Extracted data entries:
• • •

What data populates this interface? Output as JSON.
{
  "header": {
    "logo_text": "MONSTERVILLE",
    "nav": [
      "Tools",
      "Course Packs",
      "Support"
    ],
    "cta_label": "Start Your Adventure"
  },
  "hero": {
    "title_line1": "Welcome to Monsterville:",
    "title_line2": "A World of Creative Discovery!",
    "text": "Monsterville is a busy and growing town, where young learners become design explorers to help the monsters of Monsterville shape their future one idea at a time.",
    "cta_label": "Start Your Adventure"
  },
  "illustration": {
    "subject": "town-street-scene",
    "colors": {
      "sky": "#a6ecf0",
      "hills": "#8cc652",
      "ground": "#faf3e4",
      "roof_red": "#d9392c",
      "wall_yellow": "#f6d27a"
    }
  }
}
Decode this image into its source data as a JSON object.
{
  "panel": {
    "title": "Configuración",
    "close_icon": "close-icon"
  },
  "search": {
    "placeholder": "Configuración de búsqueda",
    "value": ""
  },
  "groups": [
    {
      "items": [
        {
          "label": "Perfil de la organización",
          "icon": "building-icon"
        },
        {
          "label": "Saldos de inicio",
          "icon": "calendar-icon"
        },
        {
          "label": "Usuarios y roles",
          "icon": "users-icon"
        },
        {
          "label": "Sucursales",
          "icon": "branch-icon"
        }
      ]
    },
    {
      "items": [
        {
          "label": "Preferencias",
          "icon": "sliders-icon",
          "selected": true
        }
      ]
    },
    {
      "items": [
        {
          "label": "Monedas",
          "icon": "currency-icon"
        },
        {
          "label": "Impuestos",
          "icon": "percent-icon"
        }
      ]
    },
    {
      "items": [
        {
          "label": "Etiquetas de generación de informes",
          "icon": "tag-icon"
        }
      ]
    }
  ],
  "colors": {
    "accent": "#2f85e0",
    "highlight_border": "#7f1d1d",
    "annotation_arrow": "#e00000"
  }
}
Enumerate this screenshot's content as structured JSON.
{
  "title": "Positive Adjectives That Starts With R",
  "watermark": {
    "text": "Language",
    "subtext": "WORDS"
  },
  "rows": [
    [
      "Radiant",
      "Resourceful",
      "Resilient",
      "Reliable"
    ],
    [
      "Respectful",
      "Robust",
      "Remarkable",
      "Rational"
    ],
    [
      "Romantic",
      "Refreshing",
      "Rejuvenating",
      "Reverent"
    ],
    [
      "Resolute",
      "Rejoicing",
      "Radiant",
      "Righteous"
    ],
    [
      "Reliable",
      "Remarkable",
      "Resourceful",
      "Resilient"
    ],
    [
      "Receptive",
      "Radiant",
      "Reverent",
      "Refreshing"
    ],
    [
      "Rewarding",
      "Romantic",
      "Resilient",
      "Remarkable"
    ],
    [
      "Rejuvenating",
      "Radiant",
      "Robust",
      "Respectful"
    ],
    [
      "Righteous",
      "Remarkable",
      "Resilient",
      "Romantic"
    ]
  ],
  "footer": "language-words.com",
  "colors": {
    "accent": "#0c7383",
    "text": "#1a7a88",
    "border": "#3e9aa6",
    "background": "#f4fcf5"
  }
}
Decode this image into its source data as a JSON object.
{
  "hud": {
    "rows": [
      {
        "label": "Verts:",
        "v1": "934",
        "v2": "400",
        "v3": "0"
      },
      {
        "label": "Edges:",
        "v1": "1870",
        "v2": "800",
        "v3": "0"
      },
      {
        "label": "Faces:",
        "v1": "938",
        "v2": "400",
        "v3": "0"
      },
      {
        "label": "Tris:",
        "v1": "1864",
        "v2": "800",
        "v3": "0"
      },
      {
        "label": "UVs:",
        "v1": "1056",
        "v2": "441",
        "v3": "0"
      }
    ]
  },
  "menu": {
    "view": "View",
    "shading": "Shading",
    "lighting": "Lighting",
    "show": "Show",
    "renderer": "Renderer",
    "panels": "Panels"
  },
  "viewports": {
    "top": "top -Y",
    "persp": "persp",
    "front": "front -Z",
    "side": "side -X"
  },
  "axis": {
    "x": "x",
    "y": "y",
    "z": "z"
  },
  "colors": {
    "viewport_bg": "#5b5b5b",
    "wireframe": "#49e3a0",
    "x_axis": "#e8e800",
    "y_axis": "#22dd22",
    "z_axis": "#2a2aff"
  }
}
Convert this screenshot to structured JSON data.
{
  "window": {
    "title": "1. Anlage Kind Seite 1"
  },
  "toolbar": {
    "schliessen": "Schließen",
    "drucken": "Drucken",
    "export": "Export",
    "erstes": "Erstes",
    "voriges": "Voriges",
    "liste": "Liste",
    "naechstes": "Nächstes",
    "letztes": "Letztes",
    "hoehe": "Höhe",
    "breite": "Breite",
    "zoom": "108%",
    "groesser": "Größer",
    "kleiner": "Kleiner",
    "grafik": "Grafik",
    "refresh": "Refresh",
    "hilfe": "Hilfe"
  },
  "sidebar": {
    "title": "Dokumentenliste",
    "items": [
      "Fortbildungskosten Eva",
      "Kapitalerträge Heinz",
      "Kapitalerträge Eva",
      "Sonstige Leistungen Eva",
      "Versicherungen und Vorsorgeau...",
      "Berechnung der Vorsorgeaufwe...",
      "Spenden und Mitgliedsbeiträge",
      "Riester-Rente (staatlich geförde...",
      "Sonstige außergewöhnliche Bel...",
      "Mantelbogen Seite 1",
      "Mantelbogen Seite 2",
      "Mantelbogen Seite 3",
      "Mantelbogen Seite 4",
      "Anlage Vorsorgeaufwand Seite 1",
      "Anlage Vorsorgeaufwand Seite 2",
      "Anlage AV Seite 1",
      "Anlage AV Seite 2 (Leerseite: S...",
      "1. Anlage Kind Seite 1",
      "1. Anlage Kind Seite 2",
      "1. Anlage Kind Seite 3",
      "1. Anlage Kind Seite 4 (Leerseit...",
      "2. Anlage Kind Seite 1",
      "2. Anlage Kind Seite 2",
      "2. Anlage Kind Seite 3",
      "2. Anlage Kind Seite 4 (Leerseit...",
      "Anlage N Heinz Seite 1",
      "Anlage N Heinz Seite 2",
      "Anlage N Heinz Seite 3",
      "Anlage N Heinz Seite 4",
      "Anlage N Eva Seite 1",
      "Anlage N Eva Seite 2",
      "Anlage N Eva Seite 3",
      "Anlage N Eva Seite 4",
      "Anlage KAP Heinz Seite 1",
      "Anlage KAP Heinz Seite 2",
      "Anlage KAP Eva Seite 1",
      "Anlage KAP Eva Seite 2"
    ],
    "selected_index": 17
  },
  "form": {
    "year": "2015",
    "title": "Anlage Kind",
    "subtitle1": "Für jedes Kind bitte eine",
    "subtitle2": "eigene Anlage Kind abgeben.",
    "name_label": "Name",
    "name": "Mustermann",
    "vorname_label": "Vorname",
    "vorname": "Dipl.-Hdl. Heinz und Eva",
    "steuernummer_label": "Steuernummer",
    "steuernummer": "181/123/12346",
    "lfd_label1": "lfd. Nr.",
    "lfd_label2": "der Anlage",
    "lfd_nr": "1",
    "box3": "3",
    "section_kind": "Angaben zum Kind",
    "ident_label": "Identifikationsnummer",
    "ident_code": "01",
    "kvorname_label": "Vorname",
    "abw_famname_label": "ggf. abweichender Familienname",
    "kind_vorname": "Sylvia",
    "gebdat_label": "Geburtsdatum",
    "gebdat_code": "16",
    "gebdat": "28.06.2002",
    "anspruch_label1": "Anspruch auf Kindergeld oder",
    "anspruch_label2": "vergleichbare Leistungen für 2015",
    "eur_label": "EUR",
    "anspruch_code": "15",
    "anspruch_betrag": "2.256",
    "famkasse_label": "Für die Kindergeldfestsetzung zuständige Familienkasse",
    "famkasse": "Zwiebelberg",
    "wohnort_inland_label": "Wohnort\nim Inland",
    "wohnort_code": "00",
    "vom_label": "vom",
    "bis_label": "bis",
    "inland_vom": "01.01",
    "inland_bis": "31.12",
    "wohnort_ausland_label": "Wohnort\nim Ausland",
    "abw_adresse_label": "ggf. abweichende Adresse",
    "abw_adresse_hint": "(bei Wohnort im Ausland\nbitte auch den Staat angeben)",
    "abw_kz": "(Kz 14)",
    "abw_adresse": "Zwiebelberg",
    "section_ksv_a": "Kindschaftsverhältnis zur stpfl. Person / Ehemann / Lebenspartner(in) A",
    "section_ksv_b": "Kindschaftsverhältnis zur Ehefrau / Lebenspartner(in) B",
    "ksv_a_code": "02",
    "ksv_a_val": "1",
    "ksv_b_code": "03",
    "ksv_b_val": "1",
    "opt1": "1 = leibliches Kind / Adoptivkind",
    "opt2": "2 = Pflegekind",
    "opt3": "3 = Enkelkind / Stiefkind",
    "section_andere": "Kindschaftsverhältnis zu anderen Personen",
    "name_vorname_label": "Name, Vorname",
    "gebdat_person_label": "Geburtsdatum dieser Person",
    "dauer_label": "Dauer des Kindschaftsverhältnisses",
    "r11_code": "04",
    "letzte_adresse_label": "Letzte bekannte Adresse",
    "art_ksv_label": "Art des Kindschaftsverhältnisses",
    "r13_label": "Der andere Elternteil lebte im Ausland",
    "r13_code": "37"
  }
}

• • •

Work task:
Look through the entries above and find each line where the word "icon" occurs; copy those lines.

Written solution:
    "close_icon": "close-icon"
          "icon": "building-icon"
          "icon": "calendar-icon"
          "icon": "users-icon"
          "icon": "branch-icon"
          "icon": "sliders-icon",
          "icon": "currency-icon"
          "icon": "percent-icon"
          "icon": "tag-icon"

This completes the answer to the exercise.